Rada Is Rad: A Maternity Photo Album
Initially, photographers ignored maternity as a subject matter. One of the common occurrences in the early days was the so-called “hidden mother” photography. The woman sat through the long exposure holding her baby to keep it calm, albeit remaining under drapery not to appear in the shot.
According to one theory, mothers were not photographed together with their little children because of the cultural oppression women suffered at the time. Another suggests continuing poetization of maternity, with Madonna and Child regarded as an archetypal mother image. With an older child, women looked less iconic.
Later, many female photographers — Margaret M. de Lange, Robin Schwartz, and Martine Fougeron — brought maternity into the spotlight, dedicating entire series and books to their children. The most prominent of those was Immediate Family, which Sally Mann photographed over 10 years. The series captured numerous intricacies of growing up — from wet beds to nose bleeds and candy cigarettes. This motherly series walks the line between an intimate confession and fiction, childish impatience and self-discovery, transience and immortality, marking a milestone in documentary photography.

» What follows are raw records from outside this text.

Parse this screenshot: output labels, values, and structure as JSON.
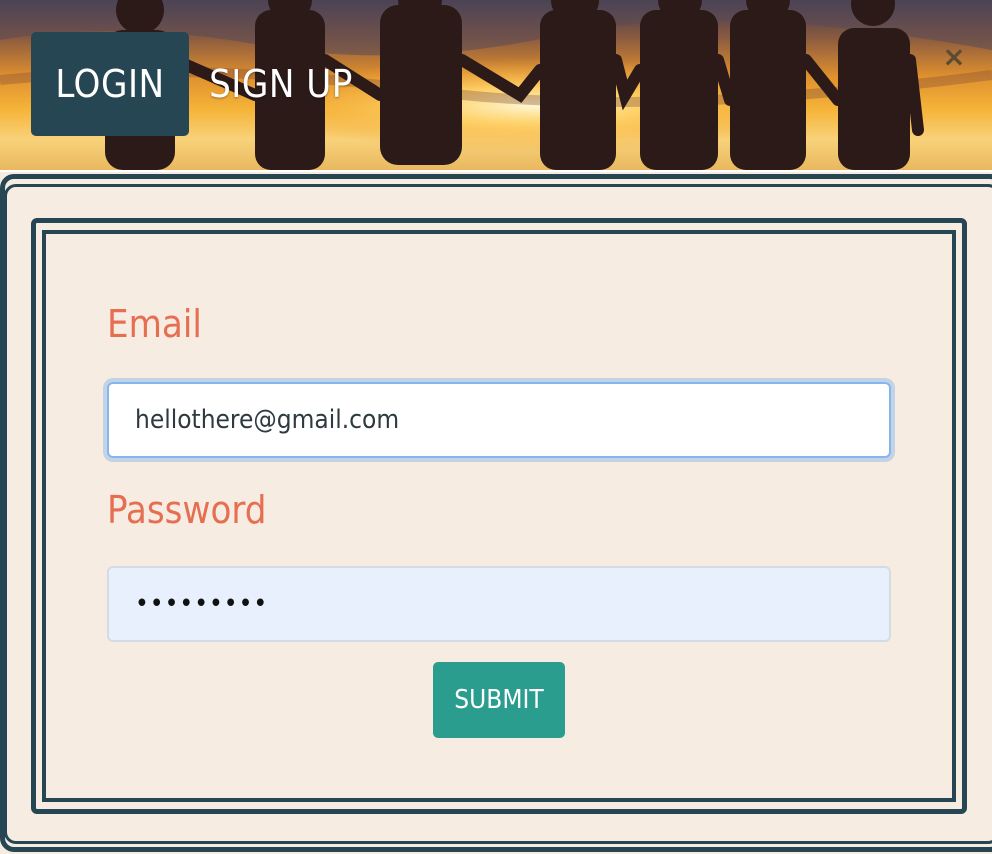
{
  "tabs": {
    "login_label": "LOGIN",
    "signup_label": "SIGN UP"
  },
  "close_label": "×",
  "form": {
    "email_label": "Email",
    "email_value": "hellothere@gmail.com",
    "password_label": "Password",
    "password_value": "•••••••••",
    "submit_label": "SUBMIT"
  },
  "colors": {
    "primary_dark": "#264653",
    "label_accent": "#e76f51",
    "submit_bg": "#2a9d8f",
    "panel_bg": "#f6ece2",
    "password_field_bg": "#e8f0fe"
  },
  "icons": {
    "close": "close-icon",
    "hero": "sunset-children-silhouette-image"
  }
}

Born in Khmelnytskyi, she is an artist living in Kyiv and focusing on art books, photography, drawing, and art installations. She made it to the shortlist of the UkrContempPhoto in the Discovery of the Year nomination.
— I have been into film photography since my first year at the university. When I got pregnant, the urge to take photos became almost consuming — and the reason was not my baby’s sweet cheeks. I mean, I photograph my sleeping daughter on my phone, too, but this project has become something different.
The birth of Rada changed my life, and my photography reflects that. Maternity made me more conscious of myself — of where I am, what curtains I have in the room, a pins and needles sensation in my side, and the feeling I have about answering a telephone call.
I like to think that I make “a print of love”. Rada and I are often naked in the pictures because the naked body is honest — it speaks. Everything that happens between us is very tactile.
Everything that happens between us is very tactile.
I make my experience public, albeit I don’t feel that it ceases being personal from that. It is natural for people to express themselves — this is how we assert our existence. Somewhere along the line, I felt I started losing myself in motherhood, but photography pulled me out of it.
At some point, I just know what the future photo looks like. The image is always there — all you need is silence to hear or see it. Also, it’s crucial to master the tool you are working not to waste too much energy on technical aspects.
I have this need to be near nature and silence. I want to live near a river and pluck parsley in my vegetable garden, and I like photographic flowers.
I like photographing flowers.
Recently, I discovered that modern artists tend to burn out — the older they get, the less exciting their art becomes. I think this burnout is due to a lack of silence in their lives — this is what happens when you have exhibitions twice a year and all that stuff.
It seems to me that “contemporary” is a lacking adjective when it comes to contemporary art. We need another word to set it apart from the things that were previously called art. The beauty of contemporary art is that it has no function. It owes nothing to anybody — it just happens. Sensitive viewers quickly pick up on that.
Photography caters to the moment.
Drawing and painting didn’t lose value in my eyes. Still, they take a specific state and, more importantly, a lot of time, which I don’t have. Photography caters to the moment.
Film photography is closer to my heart — it’s an enticing, only partially controllable process. The journey between wanting to take a photo and seeing the result is by no means long, but it involves many processes. It makes the picture feel alive. I like art books the most — they are very expressive.
What I made before Rada can also be considered a family photo album in terms of format (though not literally). Now, I am a mother, and accepting that nothing will ever be the same as before helps me be what I am in art.